▶ WORK TO BE COMPLETED
Scan the material below and copy every line holding the word "JSON".

▶ MATERIAL FOR THIS EXERCISE
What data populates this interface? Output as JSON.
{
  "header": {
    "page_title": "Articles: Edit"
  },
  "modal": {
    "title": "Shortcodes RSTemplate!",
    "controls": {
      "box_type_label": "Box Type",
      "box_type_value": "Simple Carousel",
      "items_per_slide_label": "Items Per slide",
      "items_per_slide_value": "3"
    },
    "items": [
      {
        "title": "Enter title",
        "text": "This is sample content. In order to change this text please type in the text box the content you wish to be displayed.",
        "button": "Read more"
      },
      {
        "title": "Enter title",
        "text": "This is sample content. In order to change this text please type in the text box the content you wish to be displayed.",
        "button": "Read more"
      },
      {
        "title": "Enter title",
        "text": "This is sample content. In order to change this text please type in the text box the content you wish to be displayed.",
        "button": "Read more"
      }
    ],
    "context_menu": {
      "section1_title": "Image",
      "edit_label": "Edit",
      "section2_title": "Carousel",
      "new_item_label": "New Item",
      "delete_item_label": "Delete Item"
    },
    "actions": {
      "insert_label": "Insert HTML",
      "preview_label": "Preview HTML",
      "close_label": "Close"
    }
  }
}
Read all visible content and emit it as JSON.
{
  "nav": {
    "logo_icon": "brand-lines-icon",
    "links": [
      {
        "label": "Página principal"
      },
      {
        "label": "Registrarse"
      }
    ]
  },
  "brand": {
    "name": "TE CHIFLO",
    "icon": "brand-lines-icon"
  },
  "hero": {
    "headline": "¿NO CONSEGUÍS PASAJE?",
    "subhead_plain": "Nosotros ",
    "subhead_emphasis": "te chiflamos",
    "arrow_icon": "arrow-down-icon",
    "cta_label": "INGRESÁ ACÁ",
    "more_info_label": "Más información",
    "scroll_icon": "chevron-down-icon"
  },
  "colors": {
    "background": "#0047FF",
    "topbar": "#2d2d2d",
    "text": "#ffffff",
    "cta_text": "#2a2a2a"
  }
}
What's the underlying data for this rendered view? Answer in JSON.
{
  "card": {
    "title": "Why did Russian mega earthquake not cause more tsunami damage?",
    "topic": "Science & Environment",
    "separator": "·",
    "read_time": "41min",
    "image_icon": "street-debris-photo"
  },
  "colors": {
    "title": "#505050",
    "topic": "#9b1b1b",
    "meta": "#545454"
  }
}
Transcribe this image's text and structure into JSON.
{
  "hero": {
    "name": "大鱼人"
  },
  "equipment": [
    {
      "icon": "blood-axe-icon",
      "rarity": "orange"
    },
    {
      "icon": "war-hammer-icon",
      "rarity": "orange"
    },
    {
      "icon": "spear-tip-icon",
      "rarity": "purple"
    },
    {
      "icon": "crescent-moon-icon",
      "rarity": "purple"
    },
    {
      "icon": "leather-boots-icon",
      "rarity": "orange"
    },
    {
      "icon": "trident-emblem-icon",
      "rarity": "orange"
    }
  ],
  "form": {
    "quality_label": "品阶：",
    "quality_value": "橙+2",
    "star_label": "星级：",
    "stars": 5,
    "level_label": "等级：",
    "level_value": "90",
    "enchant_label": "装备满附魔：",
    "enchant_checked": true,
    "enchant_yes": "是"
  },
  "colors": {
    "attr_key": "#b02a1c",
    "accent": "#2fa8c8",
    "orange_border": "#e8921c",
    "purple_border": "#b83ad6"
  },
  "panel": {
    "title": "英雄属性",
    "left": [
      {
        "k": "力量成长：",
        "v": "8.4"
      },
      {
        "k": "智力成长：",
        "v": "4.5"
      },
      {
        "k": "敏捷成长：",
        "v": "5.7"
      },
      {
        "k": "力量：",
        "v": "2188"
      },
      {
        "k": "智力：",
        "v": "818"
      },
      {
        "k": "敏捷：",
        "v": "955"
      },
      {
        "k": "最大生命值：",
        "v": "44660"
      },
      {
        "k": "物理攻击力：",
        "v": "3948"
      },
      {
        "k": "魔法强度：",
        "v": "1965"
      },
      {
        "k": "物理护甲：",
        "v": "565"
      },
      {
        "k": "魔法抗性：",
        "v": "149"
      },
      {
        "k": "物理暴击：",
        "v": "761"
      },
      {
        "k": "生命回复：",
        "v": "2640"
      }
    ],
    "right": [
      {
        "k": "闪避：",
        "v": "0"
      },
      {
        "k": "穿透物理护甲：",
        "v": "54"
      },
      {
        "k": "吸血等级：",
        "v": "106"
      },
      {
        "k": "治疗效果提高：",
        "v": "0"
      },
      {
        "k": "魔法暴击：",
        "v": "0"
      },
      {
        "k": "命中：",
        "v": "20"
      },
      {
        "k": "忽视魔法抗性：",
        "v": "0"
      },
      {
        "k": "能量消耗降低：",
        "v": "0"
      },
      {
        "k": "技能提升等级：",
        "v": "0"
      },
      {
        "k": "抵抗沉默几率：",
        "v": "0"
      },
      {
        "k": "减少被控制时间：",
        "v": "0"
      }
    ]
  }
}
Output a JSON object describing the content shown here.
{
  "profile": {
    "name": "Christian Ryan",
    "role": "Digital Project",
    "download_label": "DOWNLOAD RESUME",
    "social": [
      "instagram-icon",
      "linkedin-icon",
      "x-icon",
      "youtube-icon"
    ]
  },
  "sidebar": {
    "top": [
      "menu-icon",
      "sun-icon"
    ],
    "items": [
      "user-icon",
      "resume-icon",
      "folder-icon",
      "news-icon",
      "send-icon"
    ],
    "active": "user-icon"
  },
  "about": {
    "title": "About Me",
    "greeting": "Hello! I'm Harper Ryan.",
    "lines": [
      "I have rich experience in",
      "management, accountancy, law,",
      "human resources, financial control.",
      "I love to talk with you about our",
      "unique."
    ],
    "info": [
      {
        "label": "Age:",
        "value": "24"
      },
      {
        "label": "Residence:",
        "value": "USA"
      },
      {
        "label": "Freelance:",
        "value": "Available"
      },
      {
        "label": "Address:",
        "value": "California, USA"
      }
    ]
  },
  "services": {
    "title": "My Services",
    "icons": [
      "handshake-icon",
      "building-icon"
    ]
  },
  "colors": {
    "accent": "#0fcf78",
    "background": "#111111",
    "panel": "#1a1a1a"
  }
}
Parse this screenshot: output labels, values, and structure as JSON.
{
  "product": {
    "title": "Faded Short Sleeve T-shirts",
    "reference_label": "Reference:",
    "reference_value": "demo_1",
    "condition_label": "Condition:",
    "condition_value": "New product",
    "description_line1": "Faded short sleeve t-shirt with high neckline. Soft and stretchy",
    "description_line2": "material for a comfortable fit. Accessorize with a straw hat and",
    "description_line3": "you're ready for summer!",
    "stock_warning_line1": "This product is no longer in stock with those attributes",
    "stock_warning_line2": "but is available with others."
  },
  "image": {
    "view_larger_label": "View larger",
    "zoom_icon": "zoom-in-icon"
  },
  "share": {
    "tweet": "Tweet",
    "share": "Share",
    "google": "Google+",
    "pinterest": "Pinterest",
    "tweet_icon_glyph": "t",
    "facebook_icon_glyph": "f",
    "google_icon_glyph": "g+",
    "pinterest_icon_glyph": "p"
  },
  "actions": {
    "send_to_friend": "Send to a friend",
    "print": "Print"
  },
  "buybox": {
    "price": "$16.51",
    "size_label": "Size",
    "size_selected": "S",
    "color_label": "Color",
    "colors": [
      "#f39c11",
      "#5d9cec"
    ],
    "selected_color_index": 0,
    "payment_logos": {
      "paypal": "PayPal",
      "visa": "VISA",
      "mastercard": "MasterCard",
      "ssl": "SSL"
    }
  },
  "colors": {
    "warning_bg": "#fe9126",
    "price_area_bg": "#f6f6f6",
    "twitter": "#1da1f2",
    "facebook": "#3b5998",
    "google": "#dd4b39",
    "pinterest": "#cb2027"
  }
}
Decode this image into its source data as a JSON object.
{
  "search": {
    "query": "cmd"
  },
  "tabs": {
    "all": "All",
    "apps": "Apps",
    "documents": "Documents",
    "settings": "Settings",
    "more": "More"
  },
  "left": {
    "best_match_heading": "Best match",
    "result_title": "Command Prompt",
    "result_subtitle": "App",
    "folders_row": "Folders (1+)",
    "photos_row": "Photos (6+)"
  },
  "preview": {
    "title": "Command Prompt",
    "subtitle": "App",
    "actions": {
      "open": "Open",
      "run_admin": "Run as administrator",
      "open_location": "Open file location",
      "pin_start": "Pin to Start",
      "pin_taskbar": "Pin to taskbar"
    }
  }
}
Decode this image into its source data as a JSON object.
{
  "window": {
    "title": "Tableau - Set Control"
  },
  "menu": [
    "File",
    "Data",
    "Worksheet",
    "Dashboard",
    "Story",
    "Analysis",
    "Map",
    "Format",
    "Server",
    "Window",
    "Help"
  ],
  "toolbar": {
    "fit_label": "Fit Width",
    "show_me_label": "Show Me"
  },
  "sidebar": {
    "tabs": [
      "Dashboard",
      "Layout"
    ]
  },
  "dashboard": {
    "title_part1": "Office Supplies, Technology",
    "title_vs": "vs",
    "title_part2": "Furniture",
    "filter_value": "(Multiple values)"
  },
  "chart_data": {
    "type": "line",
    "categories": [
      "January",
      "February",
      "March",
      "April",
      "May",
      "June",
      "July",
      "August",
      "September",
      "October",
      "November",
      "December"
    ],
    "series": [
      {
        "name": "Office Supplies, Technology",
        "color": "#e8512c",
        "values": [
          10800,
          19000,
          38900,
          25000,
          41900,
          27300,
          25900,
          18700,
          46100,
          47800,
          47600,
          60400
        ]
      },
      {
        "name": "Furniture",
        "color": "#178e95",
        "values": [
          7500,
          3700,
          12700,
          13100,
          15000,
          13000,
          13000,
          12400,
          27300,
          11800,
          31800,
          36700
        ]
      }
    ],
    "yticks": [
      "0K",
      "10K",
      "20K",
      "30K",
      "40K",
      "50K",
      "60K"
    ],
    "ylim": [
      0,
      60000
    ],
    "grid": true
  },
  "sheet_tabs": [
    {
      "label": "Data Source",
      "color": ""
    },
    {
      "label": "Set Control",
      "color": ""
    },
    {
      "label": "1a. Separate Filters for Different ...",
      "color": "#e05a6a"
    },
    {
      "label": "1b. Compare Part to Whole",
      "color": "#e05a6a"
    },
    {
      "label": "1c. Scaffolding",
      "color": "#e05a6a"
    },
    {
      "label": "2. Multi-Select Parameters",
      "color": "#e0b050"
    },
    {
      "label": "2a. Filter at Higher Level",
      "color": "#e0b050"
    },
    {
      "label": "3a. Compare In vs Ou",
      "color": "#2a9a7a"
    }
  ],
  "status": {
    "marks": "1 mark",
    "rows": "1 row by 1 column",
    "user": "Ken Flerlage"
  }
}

▶ OUTPUT
What data populates this interface? Output as JSON.
Read all visible content and emit it as JSON.
What's the underlying data for this rendered view? Answer in JSON.
Transcribe this image's text and structure into JSON.
Output a JSON object describing the content shown here.
Parse this screenshot: output labels, values, and structure as JSON.
Decode this image into its source data as a JSON object.
Decode this image into its source data as a JSON object.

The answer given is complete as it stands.